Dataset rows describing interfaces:
--

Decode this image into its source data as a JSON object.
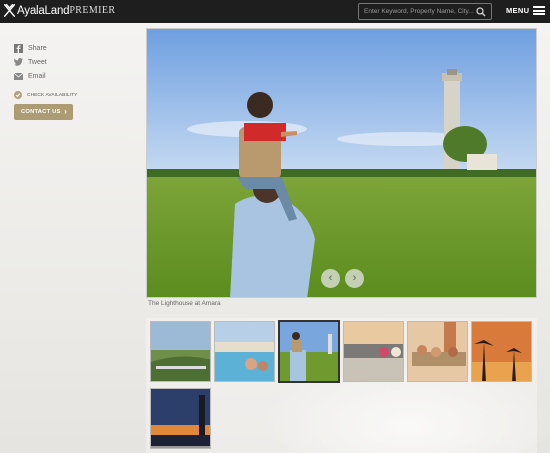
{
  "header": {
    "logo_text": "AyalaLand",
    "logo_sub": "PREMIER",
    "search_placeholder": "Enter Keyword, Property Name, City...",
    "menu_label": "MENU"
  },
  "sidebar": {
    "share_links": [
      {
        "label": "Share",
        "icon": "facebook-icon"
      },
      {
        "label": "Tweet",
        "icon": "twitter-icon"
      },
      {
        "label": "Email",
        "icon": "email-icon"
      }
    ],
    "check_availability": "CHECK AVAILABILITY",
    "contact_button": "CONTACT US"
  },
  "gallery": {
    "caption": "The Lighthouse at Amara",
    "thumbnail_count": 7,
    "selected_index": 2
  },
  "colors": {
    "accent": "#ad9b74",
    "topbar": "#1e1e1e"
  }
}
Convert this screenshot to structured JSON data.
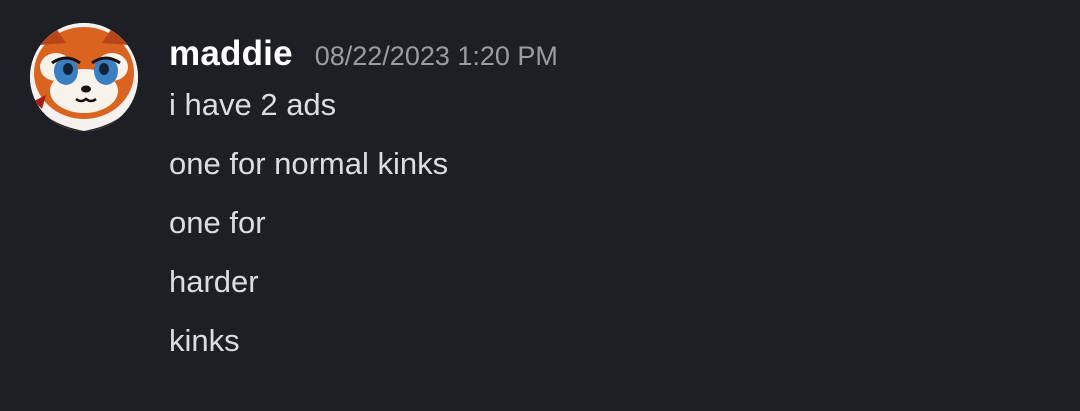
{
  "message": {
    "username": "maddie",
    "timestamp": "08/22/2023 1:20 PM",
    "avatar_icon": "red-panda-avatar-icon",
    "lines": [
      "i have 2 ads",
      "one for normal kinks",
      "one for",
      "harder",
      "kinks"
    ]
  },
  "colors": {
    "background": "#1e1f24",
    "username": "#ffffff",
    "timestamp": "#9a9ba3",
    "text": "#dcdde1"
  }
}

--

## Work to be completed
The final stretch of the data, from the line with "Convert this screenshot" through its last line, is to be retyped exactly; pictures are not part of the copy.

## Written answer
Convert this screenshot to structured JSON data.
{
  "message": {
    "username": "maddie",
    "timestamp": "08/22/2023 1:20 PM",
    "avatar_icon": "red-panda-avatar-icon",
    "lines": [
      "i have 2 ads",
      "one for normal kinks",
      "one for",
      "harder",
      "kinks"
    ]
  },
  "colors": {
    "background": "#1e1f24",
    "username": "#ffffff",
    "timestamp": "#9a9ba3",
    "text": "#dcdde1"
  }
}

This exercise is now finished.